What the task asks: Please state how many lines below include the word "structured"; the reply should be the number only.

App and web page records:
%%
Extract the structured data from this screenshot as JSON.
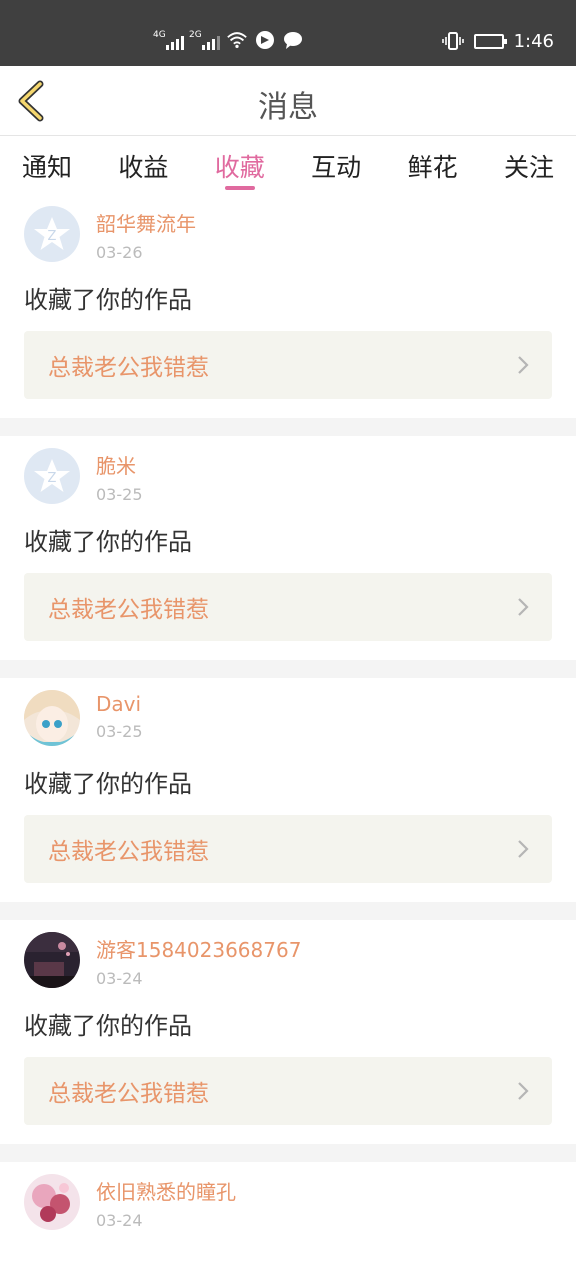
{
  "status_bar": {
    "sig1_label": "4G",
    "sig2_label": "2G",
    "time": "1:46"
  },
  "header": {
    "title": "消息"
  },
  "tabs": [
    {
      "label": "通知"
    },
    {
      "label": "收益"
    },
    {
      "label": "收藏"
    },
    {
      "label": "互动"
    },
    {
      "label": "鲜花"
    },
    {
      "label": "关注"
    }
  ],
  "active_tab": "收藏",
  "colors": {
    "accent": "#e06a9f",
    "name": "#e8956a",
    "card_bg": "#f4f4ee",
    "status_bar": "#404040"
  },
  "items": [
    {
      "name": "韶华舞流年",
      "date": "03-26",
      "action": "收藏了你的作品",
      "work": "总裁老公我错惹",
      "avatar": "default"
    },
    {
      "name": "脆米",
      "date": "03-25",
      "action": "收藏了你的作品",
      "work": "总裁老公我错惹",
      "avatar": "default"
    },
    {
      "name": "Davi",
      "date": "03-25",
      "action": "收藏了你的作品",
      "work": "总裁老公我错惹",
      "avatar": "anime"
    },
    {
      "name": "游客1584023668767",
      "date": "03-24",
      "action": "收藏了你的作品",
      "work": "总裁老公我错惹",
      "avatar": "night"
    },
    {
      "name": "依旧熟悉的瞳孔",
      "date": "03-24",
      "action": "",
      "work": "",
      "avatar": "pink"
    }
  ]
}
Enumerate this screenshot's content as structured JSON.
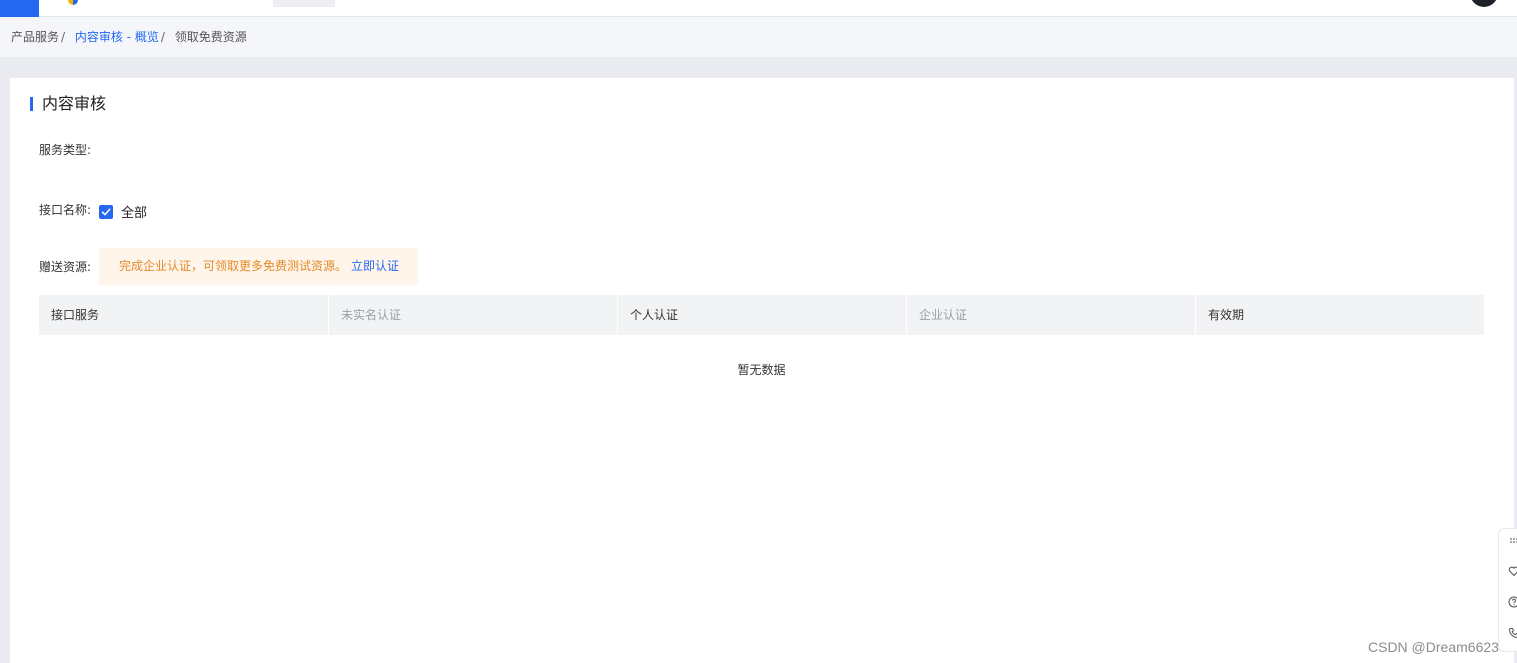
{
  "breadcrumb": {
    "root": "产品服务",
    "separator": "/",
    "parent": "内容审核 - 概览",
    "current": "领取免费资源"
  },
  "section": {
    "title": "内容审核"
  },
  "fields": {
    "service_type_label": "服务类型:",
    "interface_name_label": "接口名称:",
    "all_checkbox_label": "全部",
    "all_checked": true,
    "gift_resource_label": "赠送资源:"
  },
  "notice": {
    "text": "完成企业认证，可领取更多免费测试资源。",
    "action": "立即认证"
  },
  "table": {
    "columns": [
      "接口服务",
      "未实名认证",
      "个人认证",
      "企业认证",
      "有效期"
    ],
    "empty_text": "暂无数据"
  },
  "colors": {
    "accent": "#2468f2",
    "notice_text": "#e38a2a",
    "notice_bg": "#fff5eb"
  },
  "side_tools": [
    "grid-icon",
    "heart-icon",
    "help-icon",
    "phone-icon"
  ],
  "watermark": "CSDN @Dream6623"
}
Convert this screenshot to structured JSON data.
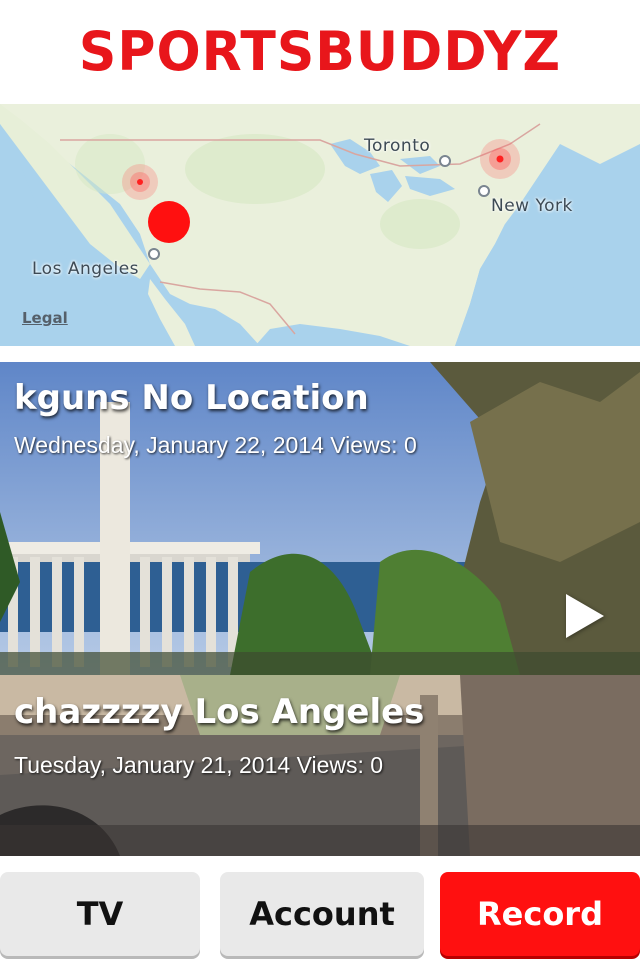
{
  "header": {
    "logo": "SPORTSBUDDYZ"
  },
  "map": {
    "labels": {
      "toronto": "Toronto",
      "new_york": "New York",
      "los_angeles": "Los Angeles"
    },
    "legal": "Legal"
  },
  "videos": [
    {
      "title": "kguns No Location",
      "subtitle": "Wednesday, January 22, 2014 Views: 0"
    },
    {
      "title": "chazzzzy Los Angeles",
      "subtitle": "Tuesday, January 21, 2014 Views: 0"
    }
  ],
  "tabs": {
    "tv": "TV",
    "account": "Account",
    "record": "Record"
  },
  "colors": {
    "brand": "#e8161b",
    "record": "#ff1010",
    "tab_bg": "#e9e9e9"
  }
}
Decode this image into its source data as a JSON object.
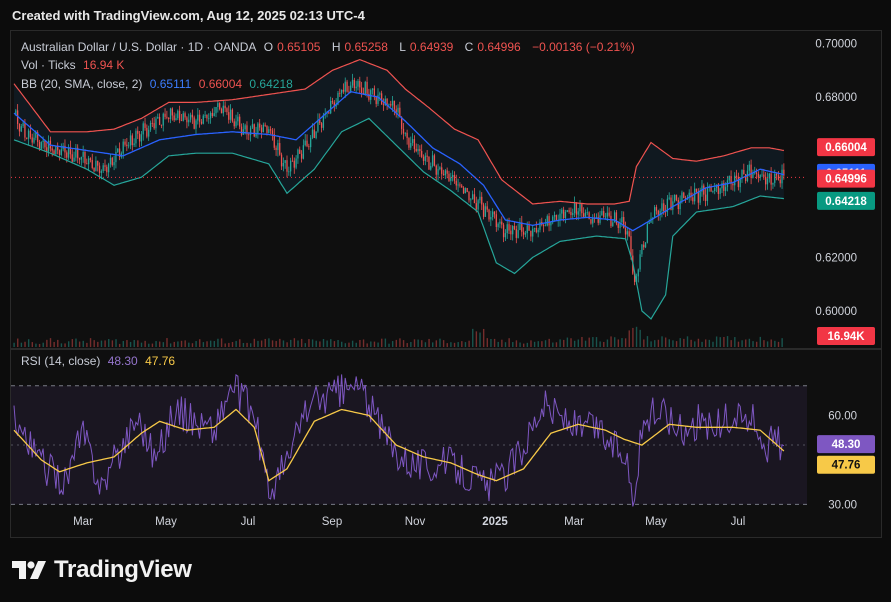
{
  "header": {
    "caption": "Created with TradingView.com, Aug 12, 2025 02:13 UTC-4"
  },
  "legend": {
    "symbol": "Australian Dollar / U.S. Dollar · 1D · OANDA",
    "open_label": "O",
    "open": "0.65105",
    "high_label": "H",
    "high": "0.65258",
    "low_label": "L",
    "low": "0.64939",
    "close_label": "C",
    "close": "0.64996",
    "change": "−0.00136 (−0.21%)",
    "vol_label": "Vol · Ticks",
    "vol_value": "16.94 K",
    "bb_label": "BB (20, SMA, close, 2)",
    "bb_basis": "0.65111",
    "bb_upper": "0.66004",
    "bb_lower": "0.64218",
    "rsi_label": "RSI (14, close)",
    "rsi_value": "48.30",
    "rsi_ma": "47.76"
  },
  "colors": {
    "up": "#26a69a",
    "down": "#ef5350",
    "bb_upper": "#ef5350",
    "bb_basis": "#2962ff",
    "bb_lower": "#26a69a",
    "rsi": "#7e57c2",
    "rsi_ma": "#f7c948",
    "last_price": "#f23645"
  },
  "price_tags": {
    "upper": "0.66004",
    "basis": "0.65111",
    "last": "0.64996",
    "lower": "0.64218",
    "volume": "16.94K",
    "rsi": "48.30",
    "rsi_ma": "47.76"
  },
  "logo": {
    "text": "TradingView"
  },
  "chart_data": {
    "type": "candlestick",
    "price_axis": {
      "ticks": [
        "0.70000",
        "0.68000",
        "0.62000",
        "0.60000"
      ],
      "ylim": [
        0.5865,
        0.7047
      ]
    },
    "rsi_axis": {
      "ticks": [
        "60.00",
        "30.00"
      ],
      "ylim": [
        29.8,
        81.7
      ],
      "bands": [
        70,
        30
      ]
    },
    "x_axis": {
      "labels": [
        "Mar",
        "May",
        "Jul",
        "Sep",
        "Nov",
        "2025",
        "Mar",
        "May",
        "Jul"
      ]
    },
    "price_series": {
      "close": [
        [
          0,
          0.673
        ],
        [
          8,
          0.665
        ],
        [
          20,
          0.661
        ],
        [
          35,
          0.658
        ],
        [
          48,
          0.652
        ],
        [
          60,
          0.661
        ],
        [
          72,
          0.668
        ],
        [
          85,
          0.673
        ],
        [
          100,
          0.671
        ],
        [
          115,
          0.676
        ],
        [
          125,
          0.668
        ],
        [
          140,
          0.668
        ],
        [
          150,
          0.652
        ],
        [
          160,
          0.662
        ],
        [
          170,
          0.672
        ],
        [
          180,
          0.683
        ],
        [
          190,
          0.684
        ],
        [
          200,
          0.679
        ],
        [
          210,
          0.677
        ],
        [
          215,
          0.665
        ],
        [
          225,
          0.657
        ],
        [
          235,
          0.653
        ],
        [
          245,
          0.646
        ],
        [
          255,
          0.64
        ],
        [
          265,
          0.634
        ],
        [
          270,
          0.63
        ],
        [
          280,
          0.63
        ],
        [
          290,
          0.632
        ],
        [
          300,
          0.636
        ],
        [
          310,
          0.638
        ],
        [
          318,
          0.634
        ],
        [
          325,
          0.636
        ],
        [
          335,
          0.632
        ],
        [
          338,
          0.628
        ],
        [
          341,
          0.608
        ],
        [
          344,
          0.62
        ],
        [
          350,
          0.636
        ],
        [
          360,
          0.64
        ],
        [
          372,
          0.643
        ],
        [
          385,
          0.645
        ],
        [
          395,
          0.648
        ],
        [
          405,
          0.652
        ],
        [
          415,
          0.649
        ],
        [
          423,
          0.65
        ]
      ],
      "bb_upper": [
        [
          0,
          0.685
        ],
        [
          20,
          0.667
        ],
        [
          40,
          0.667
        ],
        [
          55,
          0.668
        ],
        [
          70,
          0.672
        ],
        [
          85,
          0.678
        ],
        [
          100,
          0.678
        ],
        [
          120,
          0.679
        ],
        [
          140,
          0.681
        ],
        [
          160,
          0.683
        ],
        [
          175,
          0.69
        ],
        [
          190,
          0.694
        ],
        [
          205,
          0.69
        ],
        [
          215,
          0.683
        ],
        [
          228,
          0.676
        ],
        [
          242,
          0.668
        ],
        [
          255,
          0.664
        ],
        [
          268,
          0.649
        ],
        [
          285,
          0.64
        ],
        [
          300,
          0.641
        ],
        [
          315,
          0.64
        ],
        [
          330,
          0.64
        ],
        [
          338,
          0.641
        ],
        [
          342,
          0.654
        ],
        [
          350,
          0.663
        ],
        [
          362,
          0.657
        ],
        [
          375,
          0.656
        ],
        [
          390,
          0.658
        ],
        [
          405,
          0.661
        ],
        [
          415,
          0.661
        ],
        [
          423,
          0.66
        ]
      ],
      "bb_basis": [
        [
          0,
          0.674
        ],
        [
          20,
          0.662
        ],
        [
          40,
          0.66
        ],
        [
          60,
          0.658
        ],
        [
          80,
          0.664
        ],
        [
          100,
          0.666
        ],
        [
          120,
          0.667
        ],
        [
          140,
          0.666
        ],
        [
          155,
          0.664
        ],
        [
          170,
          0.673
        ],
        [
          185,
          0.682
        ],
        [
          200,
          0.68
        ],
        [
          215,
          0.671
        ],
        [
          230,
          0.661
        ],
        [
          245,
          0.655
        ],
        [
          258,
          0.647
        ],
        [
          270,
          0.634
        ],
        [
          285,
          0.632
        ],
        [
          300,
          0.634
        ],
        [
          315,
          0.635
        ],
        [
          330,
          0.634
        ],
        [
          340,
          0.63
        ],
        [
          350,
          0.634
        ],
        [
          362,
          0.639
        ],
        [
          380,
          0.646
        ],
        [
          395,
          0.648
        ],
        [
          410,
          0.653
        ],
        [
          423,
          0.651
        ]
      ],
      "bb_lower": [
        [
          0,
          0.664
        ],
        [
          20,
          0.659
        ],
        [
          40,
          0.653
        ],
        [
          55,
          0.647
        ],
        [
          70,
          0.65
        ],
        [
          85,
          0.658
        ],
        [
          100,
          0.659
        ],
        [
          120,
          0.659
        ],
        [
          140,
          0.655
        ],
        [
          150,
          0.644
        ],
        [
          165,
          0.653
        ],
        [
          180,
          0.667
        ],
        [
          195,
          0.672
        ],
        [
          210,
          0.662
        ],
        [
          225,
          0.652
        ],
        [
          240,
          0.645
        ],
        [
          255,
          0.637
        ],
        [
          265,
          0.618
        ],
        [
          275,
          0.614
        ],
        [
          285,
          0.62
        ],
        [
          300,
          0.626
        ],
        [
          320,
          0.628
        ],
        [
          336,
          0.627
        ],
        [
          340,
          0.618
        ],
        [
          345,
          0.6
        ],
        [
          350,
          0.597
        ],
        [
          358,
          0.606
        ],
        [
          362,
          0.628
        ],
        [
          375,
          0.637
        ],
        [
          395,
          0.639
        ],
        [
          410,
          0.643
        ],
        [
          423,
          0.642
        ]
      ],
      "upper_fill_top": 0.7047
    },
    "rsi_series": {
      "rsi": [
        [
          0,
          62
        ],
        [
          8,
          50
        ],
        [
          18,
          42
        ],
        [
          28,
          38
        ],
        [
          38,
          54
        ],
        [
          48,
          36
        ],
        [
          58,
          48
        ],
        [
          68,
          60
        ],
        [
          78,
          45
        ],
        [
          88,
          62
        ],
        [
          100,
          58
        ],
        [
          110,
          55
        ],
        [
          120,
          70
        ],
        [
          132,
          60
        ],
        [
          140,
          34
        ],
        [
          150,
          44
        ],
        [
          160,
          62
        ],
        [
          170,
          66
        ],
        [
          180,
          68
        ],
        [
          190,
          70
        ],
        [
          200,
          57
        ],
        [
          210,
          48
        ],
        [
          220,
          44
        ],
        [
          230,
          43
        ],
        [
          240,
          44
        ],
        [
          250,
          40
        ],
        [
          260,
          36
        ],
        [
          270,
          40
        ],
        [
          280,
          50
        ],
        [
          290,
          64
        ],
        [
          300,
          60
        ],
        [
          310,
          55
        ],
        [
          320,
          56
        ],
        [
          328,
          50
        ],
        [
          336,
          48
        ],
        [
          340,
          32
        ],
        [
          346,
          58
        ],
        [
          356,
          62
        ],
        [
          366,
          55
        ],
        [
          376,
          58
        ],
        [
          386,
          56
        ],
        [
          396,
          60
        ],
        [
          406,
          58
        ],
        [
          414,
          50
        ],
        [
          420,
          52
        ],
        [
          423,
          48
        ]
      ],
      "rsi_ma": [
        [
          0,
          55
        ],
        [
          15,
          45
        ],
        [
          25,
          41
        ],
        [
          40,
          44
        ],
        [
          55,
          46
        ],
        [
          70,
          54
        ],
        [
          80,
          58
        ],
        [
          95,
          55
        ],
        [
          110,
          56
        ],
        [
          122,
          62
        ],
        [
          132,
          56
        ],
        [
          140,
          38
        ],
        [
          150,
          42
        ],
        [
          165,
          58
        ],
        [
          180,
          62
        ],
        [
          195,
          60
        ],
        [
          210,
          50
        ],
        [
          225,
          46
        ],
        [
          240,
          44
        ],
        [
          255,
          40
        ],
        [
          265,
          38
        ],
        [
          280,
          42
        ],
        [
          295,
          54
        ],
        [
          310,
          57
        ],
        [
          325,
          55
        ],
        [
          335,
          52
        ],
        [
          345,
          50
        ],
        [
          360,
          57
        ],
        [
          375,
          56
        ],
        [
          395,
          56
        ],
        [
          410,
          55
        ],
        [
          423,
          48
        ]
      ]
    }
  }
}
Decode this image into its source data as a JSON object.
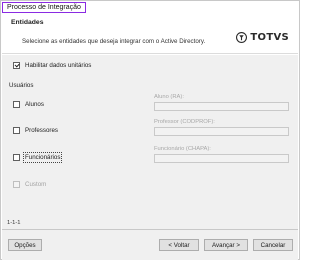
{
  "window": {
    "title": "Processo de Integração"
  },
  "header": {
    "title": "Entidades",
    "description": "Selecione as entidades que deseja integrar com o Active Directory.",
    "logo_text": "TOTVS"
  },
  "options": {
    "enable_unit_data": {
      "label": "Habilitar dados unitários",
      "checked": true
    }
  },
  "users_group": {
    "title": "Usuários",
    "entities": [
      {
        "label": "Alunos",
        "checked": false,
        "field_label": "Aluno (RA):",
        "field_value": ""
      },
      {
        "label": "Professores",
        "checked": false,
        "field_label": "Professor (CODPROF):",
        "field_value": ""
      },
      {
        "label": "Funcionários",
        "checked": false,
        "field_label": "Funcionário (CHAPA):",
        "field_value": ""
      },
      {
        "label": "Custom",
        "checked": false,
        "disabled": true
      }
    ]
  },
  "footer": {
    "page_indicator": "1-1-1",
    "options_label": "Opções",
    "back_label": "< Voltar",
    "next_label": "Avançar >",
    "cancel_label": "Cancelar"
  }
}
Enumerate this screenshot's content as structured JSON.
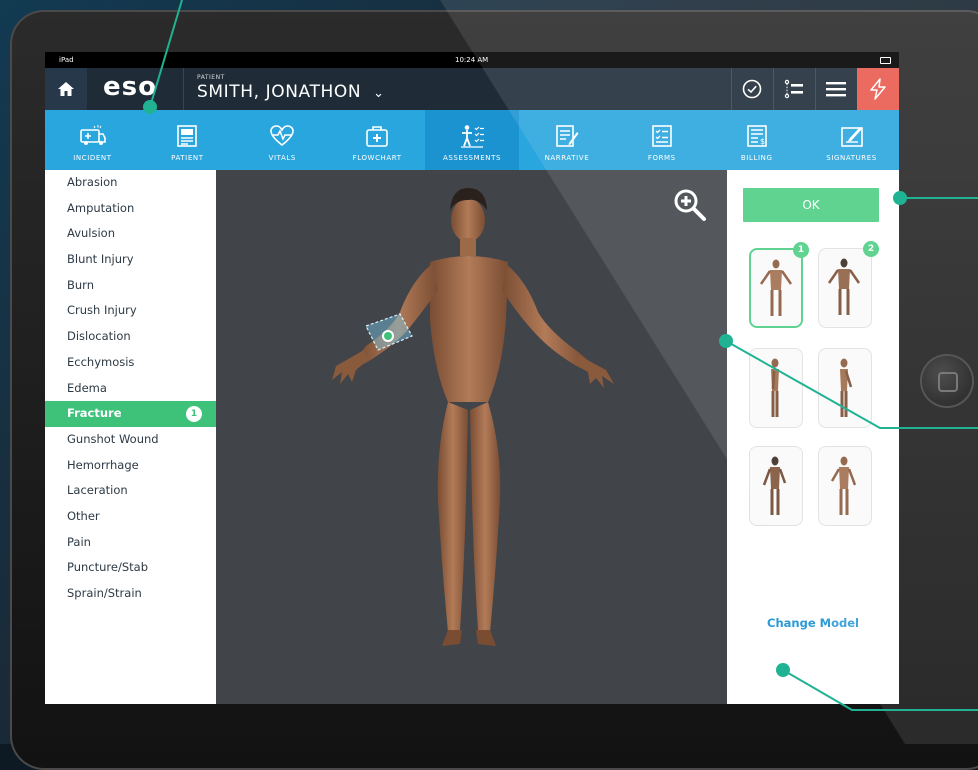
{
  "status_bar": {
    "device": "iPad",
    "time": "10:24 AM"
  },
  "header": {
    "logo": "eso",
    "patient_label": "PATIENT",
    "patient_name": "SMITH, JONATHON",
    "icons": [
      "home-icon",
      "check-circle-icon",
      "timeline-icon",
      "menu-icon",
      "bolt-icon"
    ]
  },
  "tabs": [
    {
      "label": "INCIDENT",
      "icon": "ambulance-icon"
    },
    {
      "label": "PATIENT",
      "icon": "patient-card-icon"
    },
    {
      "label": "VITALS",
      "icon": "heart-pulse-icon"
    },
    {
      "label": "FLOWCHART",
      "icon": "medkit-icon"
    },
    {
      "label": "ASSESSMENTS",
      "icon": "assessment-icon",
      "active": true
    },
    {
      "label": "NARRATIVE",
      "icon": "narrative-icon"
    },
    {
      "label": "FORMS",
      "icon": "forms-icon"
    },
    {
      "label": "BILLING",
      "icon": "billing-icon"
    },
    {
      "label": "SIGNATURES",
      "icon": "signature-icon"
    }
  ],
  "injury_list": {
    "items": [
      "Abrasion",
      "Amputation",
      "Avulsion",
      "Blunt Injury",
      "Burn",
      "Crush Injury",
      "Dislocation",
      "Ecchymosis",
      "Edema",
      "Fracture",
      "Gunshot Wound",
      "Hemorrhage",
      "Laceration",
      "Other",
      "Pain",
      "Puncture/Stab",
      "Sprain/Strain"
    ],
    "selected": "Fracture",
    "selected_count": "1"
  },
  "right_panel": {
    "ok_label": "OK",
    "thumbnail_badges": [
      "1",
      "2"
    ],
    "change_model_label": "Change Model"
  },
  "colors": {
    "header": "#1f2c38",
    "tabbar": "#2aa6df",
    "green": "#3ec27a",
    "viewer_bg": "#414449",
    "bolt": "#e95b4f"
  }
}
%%
Solution for this task: 4